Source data

------------------------------------------------------------------------

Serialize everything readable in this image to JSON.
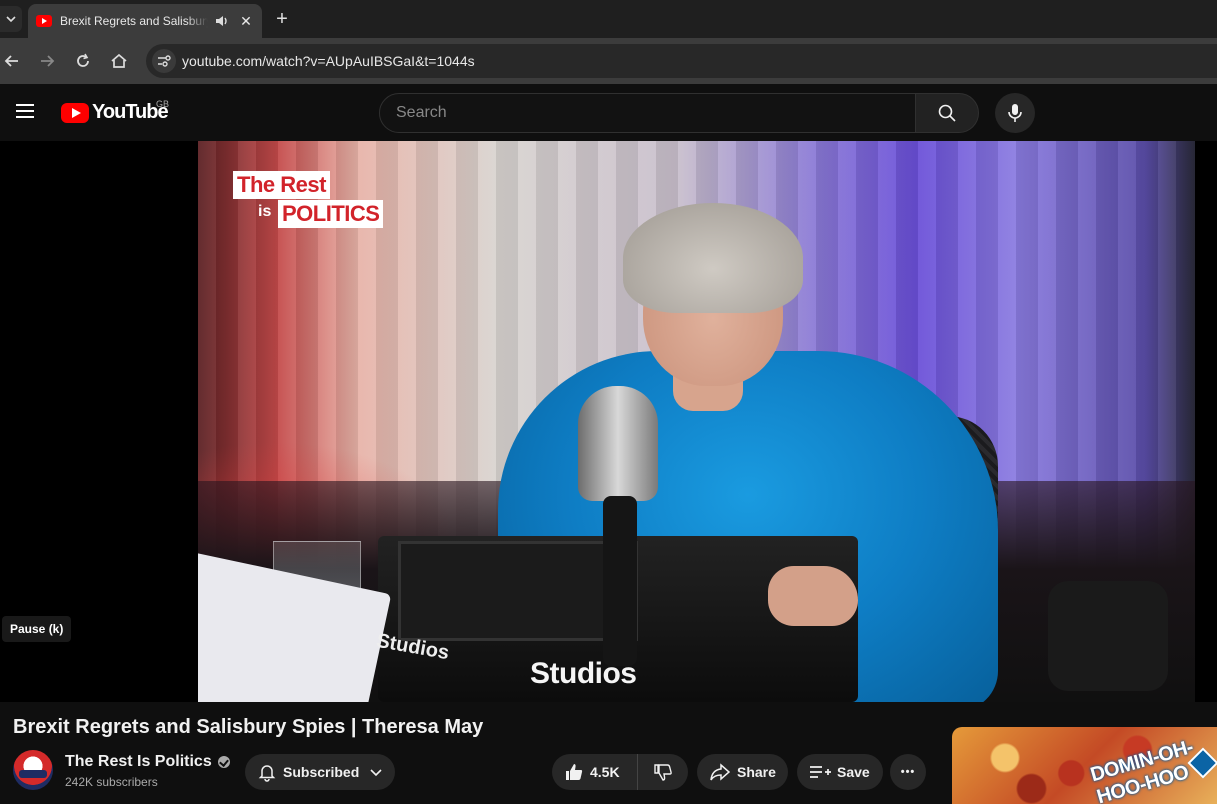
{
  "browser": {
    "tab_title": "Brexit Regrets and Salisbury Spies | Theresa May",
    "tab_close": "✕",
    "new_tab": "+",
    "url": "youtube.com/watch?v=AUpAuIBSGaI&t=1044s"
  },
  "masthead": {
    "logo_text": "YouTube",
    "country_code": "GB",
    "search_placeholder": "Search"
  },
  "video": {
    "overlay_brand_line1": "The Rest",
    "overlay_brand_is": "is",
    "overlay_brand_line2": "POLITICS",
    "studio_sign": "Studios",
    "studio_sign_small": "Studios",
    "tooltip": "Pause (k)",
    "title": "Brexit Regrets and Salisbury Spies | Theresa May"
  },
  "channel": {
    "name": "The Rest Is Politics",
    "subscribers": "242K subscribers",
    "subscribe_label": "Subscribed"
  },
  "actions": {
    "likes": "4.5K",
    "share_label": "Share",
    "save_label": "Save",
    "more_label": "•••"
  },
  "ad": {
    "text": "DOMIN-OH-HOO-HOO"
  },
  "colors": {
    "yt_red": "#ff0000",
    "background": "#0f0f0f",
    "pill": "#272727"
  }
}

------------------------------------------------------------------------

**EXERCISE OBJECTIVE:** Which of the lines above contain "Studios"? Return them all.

**RESULT:**
    "studio_sign": "Studios",
    "studio_sign_small": "Studios",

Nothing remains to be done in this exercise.